[Dataset excerpts — start]

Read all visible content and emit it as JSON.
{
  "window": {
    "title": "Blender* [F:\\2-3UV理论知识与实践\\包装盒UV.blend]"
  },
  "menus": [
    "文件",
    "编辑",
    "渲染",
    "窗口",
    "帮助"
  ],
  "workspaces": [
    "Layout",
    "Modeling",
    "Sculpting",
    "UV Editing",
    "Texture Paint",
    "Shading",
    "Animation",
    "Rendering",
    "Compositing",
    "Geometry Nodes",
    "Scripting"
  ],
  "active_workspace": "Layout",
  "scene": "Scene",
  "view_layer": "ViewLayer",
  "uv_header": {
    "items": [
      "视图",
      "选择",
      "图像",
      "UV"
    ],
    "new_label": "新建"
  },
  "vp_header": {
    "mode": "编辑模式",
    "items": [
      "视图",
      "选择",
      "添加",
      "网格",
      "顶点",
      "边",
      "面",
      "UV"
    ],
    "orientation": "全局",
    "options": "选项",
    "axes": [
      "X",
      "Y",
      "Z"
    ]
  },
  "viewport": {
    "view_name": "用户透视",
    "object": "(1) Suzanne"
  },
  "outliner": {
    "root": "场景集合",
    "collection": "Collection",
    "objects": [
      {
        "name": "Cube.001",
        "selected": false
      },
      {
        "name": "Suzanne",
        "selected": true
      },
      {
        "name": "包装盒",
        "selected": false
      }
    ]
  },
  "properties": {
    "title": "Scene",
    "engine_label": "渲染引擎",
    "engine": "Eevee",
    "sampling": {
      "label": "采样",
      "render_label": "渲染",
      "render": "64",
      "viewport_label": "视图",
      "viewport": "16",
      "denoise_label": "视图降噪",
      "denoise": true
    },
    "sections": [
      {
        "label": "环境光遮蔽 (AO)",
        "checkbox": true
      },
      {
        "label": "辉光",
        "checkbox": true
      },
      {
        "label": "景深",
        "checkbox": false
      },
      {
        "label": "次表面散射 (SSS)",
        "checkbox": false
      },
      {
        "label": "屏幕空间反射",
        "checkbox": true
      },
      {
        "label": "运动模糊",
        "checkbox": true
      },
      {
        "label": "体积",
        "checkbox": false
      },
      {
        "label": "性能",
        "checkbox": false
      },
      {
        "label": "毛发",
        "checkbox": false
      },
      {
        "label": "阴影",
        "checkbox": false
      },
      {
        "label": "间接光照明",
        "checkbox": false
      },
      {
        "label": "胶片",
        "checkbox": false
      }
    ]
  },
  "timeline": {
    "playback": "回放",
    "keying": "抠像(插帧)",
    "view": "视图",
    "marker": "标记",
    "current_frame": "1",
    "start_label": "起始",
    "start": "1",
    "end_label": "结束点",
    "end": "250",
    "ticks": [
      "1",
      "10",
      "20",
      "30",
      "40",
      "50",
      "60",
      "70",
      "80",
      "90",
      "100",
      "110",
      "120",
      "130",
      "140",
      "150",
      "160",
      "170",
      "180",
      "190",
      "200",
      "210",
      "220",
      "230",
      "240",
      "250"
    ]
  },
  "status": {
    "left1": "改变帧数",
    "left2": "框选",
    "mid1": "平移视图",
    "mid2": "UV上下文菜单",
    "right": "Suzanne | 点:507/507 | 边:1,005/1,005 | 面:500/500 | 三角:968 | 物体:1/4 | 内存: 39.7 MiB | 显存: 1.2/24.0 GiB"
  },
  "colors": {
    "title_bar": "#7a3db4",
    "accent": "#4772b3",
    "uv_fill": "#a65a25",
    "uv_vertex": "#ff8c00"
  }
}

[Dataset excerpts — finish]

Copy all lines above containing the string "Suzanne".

● Solution to the problem:
    "object": "(1) Suzanne"
        "name": "Suzanne",
    "right": "Suzanne | 点:507/507 | 边:1,005/1,005 | 面:500/500 | 三角:968 | 物体:1/4 | 内存: 39.7 MiB | 显存: 1.2/24.0 GiB"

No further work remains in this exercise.